Instructions to follow:
Could you output every record again, exactly as given?
Segment Open
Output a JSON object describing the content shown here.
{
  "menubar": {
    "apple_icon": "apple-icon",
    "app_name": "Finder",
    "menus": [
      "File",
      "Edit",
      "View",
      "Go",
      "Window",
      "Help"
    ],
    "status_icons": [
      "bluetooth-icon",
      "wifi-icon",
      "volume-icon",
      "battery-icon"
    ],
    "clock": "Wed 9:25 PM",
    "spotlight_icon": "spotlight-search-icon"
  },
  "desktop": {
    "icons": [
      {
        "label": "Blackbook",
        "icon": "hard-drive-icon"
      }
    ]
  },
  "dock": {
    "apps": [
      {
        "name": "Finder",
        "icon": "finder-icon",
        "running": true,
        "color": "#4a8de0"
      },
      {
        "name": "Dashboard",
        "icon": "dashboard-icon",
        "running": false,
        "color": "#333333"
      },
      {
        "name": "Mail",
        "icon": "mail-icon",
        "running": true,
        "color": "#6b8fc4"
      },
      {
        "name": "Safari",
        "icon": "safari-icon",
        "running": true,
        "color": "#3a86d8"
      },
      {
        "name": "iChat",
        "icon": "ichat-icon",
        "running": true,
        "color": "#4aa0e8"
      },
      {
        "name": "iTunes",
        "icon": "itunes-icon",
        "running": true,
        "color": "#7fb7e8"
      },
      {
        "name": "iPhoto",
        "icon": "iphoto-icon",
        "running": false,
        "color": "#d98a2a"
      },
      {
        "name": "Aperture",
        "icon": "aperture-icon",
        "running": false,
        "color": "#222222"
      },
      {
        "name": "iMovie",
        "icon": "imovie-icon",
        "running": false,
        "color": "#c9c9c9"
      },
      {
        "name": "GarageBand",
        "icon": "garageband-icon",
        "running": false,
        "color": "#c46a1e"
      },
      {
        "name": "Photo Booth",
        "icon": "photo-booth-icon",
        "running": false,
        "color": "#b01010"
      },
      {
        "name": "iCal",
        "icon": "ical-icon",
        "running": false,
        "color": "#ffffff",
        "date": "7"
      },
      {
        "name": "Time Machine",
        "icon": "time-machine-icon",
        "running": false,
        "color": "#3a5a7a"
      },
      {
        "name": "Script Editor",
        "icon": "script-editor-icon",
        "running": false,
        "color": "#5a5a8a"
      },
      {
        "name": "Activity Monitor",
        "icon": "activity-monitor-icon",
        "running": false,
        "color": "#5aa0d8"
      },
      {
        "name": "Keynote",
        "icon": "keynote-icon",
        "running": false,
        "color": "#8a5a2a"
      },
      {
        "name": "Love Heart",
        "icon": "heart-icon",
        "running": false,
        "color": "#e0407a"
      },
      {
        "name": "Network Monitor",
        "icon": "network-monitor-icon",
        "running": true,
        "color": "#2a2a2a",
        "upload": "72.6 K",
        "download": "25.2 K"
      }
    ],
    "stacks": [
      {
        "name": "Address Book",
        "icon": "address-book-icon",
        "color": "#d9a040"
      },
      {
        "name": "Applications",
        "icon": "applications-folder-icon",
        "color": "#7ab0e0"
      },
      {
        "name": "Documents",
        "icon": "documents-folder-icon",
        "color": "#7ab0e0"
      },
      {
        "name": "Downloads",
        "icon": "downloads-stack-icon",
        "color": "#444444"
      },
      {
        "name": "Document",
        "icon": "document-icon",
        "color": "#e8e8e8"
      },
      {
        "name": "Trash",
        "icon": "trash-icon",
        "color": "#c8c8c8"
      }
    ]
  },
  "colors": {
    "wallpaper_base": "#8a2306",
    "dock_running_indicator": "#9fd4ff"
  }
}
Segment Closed
Written response:
Output a JSON object describing the content shown here.
{
  "menubar": {
    "apple_icon": "apple-icon",
    "app_name": "Finder",
    "menus": [
      "File",
      "Edit",
      "View",
      "Go",
      "Window",
      "Help"
    ],
    "status_icons": [
      "bluetooth-icon",
      "wifi-icon",
      "volume-icon",
      "battery-icon"
    ],
    "clock": "Wed 9:25 PM",
    "spotlight_icon": "spotlight-search-icon"
  },
  "desktop": {
    "icons": [
      {
        "label": "Blackbook",
        "icon": "hard-drive-icon"
      }
    ]
  },
  "dock": {
    "apps": [
      {
        "name": "Finder",
        "icon": "finder-icon",
        "running": true,
        "color": "#4a8de0"
      },
      {
        "name": "Dashboard",
        "icon": "dashboard-icon",
        "running": false,
        "color": "#333333"
      },
      {
        "name": "Mail",
        "icon": "mail-icon",
        "running": true,
        "color": "#6b8fc4"
      },
      {
        "name": "Safari",
        "icon": "safari-icon",
        "running": true,
        "color": "#3a86d8"
      },
      {
        "name": "iChat",
        "icon": "ichat-icon",
        "running": true,
        "color": "#4aa0e8"
      },
      {
        "name": "iTunes",
        "icon": "itunes-icon",
        "running": true,
        "color": "#7fb7e8"
      },
      {
        "name": "iPhoto",
        "icon": "iphoto-icon",
        "running": false,
        "color": "#d98a2a"
      },
      {
        "name": "Aperture",
        "icon": "aperture-icon",
        "running": false,
        "color": "#222222"
      },
      {
        "name": "iMovie",
        "icon": "imovie-icon",
        "running": false,
        "color": "#c9c9c9"
      },
      {
        "name": "GarageBand",
        "icon": "garageband-icon",
        "running": false,
        "color": "#c46a1e"
      },
      {
        "name": "Photo Booth",
        "icon": "photo-booth-icon",
        "running": false,
        "color": "#b01010"
      },
      {
        "name": "iCal",
        "icon": "ical-icon",
        "running": false,
        "color": "#ffffff",
        "date": "7"
      },
      {
        "name": "Time Machine",
        "icon": "time-machine-icon",
        "running": false,
        "color": "#3a5a7a"
      },
      {
        "name": "Script Editor",
        "icon": "script-editor-icon",
        "running": false,
        "color": "#5a5a8a"
      },
      {
        "name": "Activity Monitor",
        "icon": "activity-monitor-icon",
        "running": false,
        "color": "#5aa0d8"
      },
      {
        "name": "Keynote",
        "icon": "keynote-icon",
        "running": false,
        "color": "#8a5a2a"
      },
      {
        "name": "Love Heart",
        "icon": "heart-icon",
        "running": false,
        "color": "#e0407a"
      },
      {
        "name": "Network Monitor",
        "icon": "network-monitor-icon",
        "running": true,
        "color": "#2a2a2a",
        "upload": "72.6 K",
        "download": "25.2 K"
      }
    ],
    "stacks": [
      {
        "name": "Address Book",
        "icon": "address-book-icon",
        "color": "#d9a040"
      },
      {
        "name": "Applications",
        "icon": "applications-folder-icon",
        "color": "#7ab0e0"
      },
      {
        "name": "Documents",
        "icon": "documents-folder-icon",
        "color": "#7ab0e0"
      },
      {
        "name": "Downloads",
        "icon": "downloads-stack-icon",
        "color": "#444444"
      },
      {
        "name": "Document",
        "icon": "document-icon",
        "color": "#e8e8e8"
      },
      {
        "name": "Trash",
        "icon": "trash-icon",
        "color": "#c8c8c8"
      }
    ]
  },
  "colors": {
    "wallpaper_base": "#8a2306",
    "dock_running_indicator": "#9fd4ff"
  }
}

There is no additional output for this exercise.